I would suspect that the real reason is in the way that Assembly issues are always reported. The Assembly is almost invariably seen as a corporate institution rather than a political institution. Here is an example from the today's Daily Post:
"THE Labour government was accused of hypocrisy last night after announcing it was scrapping hospital car parking charges despite criticising the Welsh Assembly when it axed fees."
Throughout the article there is no mention that the decision to scrap parking fees was proposed by the Labour/Plaid government in Cardiff, it is always described as a decision made by the Assembly or by Wales.
The same has been true of almost any decision, good or bad, made since devolution. They have all been Assembly decisions never Welsh Labour Government decisions in the way that Westminster measures have been Labour Government measures. The problem that this has caused Labour is that Rhodri's popularity has been matched by the Assembly becoming more popular, rather than by Labour becoming more popular. Labour in Wales has been blamed for Westminster Labour's failings but has failed to gain from Rhodri's "clear red water" Welsh Labour policies.

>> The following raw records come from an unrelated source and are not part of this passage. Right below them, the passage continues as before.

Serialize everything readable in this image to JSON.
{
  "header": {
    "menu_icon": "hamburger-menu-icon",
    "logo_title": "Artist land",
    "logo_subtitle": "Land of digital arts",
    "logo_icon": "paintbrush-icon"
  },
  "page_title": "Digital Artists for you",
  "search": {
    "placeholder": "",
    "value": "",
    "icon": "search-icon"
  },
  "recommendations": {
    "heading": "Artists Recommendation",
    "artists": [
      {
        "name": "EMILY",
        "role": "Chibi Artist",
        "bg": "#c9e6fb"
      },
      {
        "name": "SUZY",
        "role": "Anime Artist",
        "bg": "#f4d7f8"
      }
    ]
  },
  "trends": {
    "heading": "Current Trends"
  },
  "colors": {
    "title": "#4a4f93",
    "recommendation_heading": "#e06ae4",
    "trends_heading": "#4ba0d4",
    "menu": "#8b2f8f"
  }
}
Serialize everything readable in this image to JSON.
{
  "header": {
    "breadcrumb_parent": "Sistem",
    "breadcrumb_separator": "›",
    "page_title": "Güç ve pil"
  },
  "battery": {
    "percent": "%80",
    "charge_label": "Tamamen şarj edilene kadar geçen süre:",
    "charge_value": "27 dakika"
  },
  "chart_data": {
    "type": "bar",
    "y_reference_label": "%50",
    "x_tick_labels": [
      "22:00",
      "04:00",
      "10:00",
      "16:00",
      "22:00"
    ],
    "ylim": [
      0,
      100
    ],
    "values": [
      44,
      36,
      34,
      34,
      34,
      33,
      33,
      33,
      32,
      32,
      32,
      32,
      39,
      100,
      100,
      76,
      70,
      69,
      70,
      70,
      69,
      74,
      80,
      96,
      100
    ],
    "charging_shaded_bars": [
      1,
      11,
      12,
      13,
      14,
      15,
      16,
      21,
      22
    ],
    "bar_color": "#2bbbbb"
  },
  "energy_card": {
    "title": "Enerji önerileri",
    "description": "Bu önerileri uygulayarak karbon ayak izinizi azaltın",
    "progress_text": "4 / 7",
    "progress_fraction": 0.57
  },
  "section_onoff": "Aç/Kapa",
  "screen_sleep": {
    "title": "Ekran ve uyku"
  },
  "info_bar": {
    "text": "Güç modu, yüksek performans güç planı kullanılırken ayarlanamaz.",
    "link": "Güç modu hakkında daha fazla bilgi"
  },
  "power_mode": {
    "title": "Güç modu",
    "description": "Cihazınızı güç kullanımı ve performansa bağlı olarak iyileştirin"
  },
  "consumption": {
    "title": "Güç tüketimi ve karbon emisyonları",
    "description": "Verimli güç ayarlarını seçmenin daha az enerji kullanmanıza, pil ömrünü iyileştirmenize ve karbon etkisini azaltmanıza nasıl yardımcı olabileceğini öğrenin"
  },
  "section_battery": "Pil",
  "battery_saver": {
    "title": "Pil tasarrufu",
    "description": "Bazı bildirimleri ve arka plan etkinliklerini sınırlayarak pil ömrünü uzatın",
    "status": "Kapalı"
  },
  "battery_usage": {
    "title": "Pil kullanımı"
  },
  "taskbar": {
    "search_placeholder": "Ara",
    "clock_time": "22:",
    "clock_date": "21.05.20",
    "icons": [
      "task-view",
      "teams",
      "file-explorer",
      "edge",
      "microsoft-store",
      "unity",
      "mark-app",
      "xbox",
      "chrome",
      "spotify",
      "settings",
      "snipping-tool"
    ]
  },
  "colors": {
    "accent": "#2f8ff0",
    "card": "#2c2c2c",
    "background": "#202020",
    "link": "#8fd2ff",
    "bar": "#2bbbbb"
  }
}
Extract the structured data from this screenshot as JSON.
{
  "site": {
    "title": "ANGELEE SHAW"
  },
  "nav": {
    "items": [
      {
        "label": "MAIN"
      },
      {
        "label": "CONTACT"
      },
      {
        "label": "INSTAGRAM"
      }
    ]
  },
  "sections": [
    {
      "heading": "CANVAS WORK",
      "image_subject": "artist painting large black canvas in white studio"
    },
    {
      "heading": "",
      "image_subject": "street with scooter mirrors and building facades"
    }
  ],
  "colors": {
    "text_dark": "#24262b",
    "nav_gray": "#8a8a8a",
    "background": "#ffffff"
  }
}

This isn't just a problem for Labour however; it is a problem for all the parties.
When the Tories suggested scrapping free prescriptions recently they were seen as opposing the Assembly rather than opposing a Labour policy. When the Labour/Plaid government failed to help secure the future of Dolgarog Aluminium works in the Conwy valley last year attacks on the parties of government by the parties of opposition fell on deaf ears – the locals blamed the Assembly, and they wanted the Assembly scrapped not a change of Assembly Government!
Until we see an end to reporting of the Assembly as a corporate body, rather than as an institution that is as party political as the House of Commons, proper political debate in Wales will be stifled to the detriment of all of the parties involved in the Assembly.